Work task.
A faithful, complete copy of the entries is the sole expected answer.

Website and app data records.
*** Begin section ***

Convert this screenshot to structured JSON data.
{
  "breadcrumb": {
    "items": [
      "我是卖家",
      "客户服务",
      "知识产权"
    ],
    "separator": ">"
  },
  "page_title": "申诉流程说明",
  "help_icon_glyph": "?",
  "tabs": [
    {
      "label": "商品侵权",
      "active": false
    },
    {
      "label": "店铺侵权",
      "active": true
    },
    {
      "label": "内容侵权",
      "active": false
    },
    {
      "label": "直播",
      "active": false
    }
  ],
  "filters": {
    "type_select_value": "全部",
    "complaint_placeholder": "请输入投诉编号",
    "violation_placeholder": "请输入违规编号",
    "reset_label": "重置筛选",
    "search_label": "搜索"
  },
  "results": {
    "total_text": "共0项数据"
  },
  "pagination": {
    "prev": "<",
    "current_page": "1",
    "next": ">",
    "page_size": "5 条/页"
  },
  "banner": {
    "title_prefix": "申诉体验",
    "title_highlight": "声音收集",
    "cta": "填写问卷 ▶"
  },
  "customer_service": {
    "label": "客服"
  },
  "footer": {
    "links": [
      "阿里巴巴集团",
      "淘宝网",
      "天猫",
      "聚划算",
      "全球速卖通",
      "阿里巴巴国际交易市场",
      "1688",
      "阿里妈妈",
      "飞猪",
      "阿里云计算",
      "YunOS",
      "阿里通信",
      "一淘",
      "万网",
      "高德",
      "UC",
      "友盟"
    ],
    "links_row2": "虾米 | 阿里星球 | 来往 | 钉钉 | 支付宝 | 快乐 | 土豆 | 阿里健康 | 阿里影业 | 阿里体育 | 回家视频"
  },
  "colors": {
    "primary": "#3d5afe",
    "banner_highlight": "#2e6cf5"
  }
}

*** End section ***

Your solution.
Convert this screenshot to structured JSON data.
{
  "breadcrumb": {
    "items": [
      "我是卖家",
      "客户服务",
      "知识产权"
    ],
    "separator": ">"
  },
  "page_title": "申诉流程说明",
  "help_icon_glyph": "?",
  "tabs": [
    {
      "label": "商品侵权",
      "active": false
    },
    {
      "label": "店铺侵权",
      "active": true
    },
    {
      "label": "内容侵权",
      "active": false
    },
    {
      "label": "直播",
      "active": false
    }
  ],
  "filters": {
    "type_select_value": "全部",
    "complaint_placeholder": "请输入投诉编号",
    "violation_placeholder": "请输入违规编号",
    "reset_label": "重置筛选",
    "search_label": "搜索"
  },
  "results": {
    "total_text": "共0项数据"
  },
  "pagination": {
    "prev": "<",
    "current_page": "1",
    "next": ">",
    "page_size": "5 条/页"
  },
  "banner": {
    "title_prefix": "申诉体验",
    "title_highlight": "声音收集",
    "cta": "填写问卷 ▶"
  },
  "customer_service": {
    "label": "客服"
  },
  "footer": {
    "links": [
      "阿里巴巴集团",
      "淘宝网",
      "天猫",
      "聚划算",
      "全球速卖通",
      "阿里巴巴国际交易市场",
      "1688",
      "阿里妈妈",
      "飞猪",
      "阿里云计算",
      "YunOS",
      "阿里通信",
      "一淘",
      "万网",
      "高德",
      "UC",
      "友盟"
    ],
    "links_row2": "虾米 | 阿里星球 | 来往 | 钉钉 | 支付宝 | 快乐 | 土豆 | 阿里健康 | 阿里影业 | 阿里体育 | 回家视频"
  },
  "colors": {
    "primary": "#3d5afe",
    "banner_highlight": "#2e6cf5"
  }
}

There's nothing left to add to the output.